Robot Artists Can’t Create Human-Quality Work Yet, Dartmouth Contest Finds


May 19, 2016

A Dartmouth College competition has found that robots would be starving artists if they tried to write literature or poetry, although they may fare better as dance music DJ’s.

Organizers of Dartmouth’s “Turing Tests in Creative Arts” announced last night there were no winners in their competition for artificial intelligence algorithms that tried to create “human-quality” short stories, sonnets and dance music sets. The goal was to show whether human judges – in the form of literary readers and party-goers on a dance floor – can distinguish which creations were generated by machines and which by humans.

The contest’s organizers expected dozens of entries in each category but received far fewer submissions, a testament to the difficulty of writing sophisticated code that creates another dimension of AI — creative intelligence.

In the poetry contest, there were two entries that each generated two sonnets; the judges also received six sonnets written by humans. In the literature contest, there were three entries that each generated a short story; the judges also received eight short stories written by humans.

Passing the Turing Test required that a majority of the judges rate the entries as “human.” None of the machine-generated sonnets or short stories fooled any of the judges except one short story that fooled one judge.

“Our algorithms seem not yet able to imitate human kinds of poetry, but the code that was submitted was still amazing,” says Dan Rockmore, a professor of mathematics and computer science, who organized the contest along with Michael Casey, a professor of music and computer science.

For the dance music sets, which were either music selected by human DJ’s or by machines, there were eight algorithm entries. Two of the entries fooled about 40 percent of human voters who were on the dance floor.

Although there were no winners, the contest organizers said several of the entries were sophisticated enough to deserve a portion of the prize money.

The Turing test, named for the British pioneering computer scientist and mathematician Alan Turing, tests a machine’s ability to exhibit intelligent behavior that is indistinguishable from that of a human.

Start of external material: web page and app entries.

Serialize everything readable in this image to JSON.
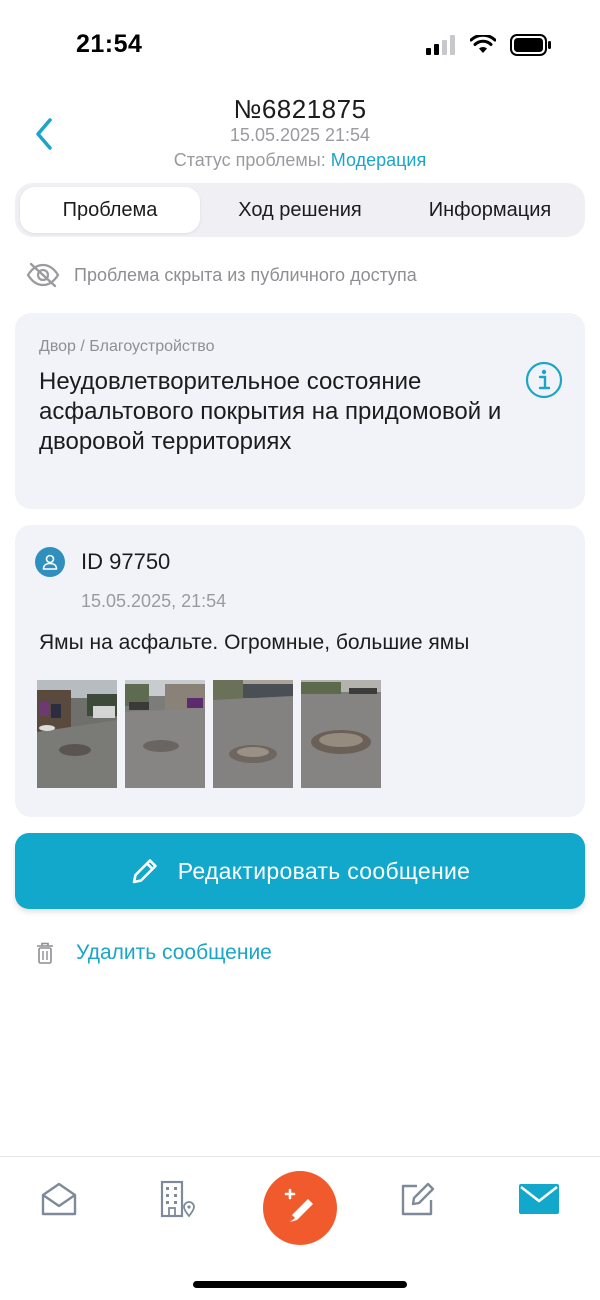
{
  "status_bar": {
    "time": "21:54"
  },
  "header": {
    "number": "№6821875",
    "date": "15.05.2025 21:54",
    "status_label": "Статус проблемы:",
    "status_value": "Модерация"
  },
  "tabs": [
    {
      "label": "Проблема",
      "active": true
    },
    {
      "label": "Ход решения",
      "active": false
    },
    {
      "label": "Информация",
      "active": false
    }
  ],
  "visibility_notice": "Проблема скрыта из публичного доступа",
  "problem_card": {
    "category": "Двор / Благоустройство",
    "title": "Неудовлетворительное состояние асфальтового покрытия на придомовой и дворовой территориях"
  },
  "message": {
    "author": "ID 97750",
    "date": "15.05.2025, 21:54",
    "text": "Ямы на асфальте. Огромные, большие ямы",
    "photo_count": 4
  },
  "actions": {
    "edit_label": "Редактировать сообщение",
    "delete_label": "Удалить сообщение"
  },
  "nav": [
    "home-icon",
    "building-location-icon",
    "new-problem-icon",
    "edit-icon",
    "mail-icon"
  ],
  "colors": {
    "accent": "#12a8cb",
    "link": "#1aa5c9",
    "fab": "#f05a2c",
    "card": "#f2f3f8"
  }
}
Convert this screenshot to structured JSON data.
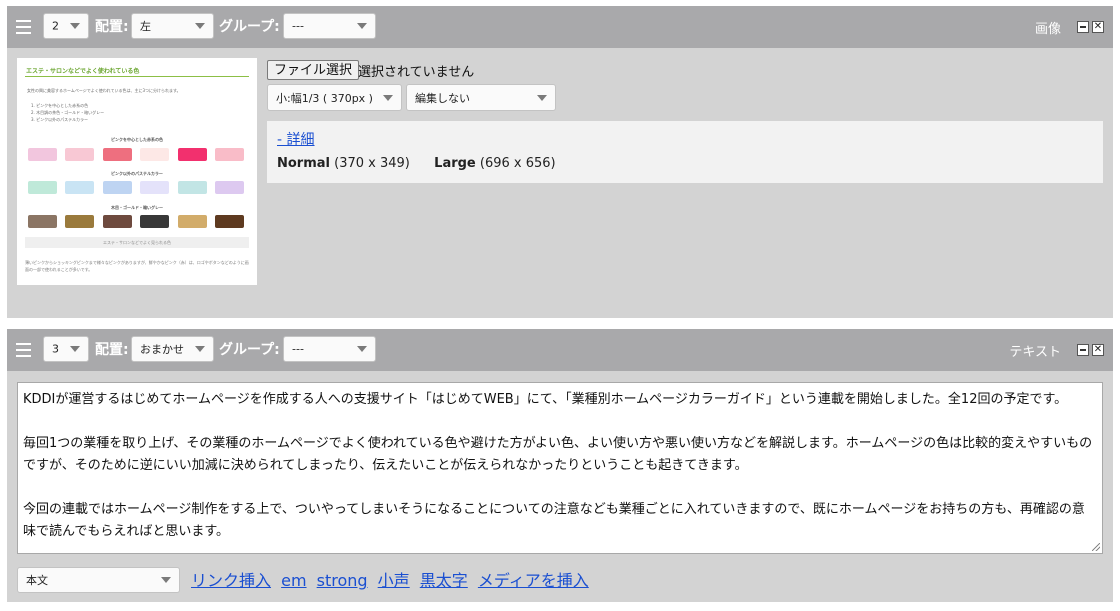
{
  "blocks": [
    {
      "order_value": "2",
      "placement_label": "配置:",
      "placement_value": "左",
      "group_label": "グループ:",
      "group_value": "---",
      "type_label": "画像",
      "close_glyph": "✕",
      "file_button": "ファイル選択",
      "file_status": "選択されていません",
      "size_select": "小:幅1/3 ( 370px )",
      "edit_select": "編集しない",
      "detail_link": "- 詳細",
      "sizes": [
        {
          "name": "Normal",
          "dim": "(370 x 349)"
        },
        {
          "name": "Large",
          "dim": "(696 x 656)"
        }
      ],
      "thumbnail": {
        "title": "エステ・サロンなどでよく使われている色",
        "intro": "女性の興に美容するホームページでよく使われている色は、主に3つに分けられます。",
        "list": [
          "1. ピンクを中心とした赤系の色",
          "2. 木目調の茶色・ゴールド・暗いグレー",
          "3. ピンク以外のパステルカラー"
        ],
        "section1": "ピンクを中心とした赤系の色",
        "section2": "ピンク以外のパステルカラー",
        "section3": "木目・ゴールド・暗いグレー",
        "caption": "エステ・サロンなどでよく見られる色",
        "footer": "薄いピンクからショッキングピンクまで様々なピンクがありますが、鮮やかなピンク（赤）は、ロゴやボタンなどのように画面の一部で使われることが多いです。",
        "swatch_rows": [
          [
            "#f2c6de",
            "#f8c8d4",
            "#ee6f7f",
            "#fde8e6",
            "#f2306e",
            "#f9bcc8"
          ],
          [
            "#bfe9d9",
            "#c9e4f4",
            "#bed4f2",
            "#e4e2fa",
            "#c2e5e5",
            "#ddc9f0"
          ],
          [
            "#8b7564",
            "#9a7a3c",
            "#6e4a3e",
            "#383838",
            "#d2ac6a",
            "#5e3a20"
          ]
        ]
      }
    },
    {
      "order_value": "3",
      "placement_label": "配置:",
      "placement_value": "おまかせ",
      "group_label": "グループ:",
      "group_value": "---",
      "type_label": "テキスト",
      "close_glyph": "✕",
      "paragraphs": [
        "KDDIが運営するはじめてホームページを作成する人への支援サイト「はじめてWEB」にて、「業種別ホームページカラーガイド」という連載を開始しました。全12回の予定です。",
        "毎回1つの業種を取り上げ、その業種のホームページでよく使われている色や避けた方がよい色、よい使い方や悪い使い方などを解説します。ホームページの色は比較的変えやすいものですが、そのために逆にいい加減に決められてしまったり、伝えたいことが伝えられなかったりということも起きてきます。",
        "今回の連載ではホームページ制作をする上で、ついやってしまいそうになることについての注意なども業種ごとに入れていきますので、既にホームページをお持ちの方も、再確認の意味で読んでもらえればと思います。"
      ],
      "format_select": "本文",
      "toolbar_links": [
        "リンク挿入",
        "em",
        "strong",
        "小声",
        "黒太字",
        "メディアを挿入"
      ]
    }
  ],
  "colors": {
    "header_bg": "#a9a9ab",
    "body_bg": "#d3d3d3",
    "link": "#1a4fd1"
  }
}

Full contest results and an example of one of the machine-generated sonnets are available at

Available to comment are Professor Dan Rockmore at and Professor Michael Casey at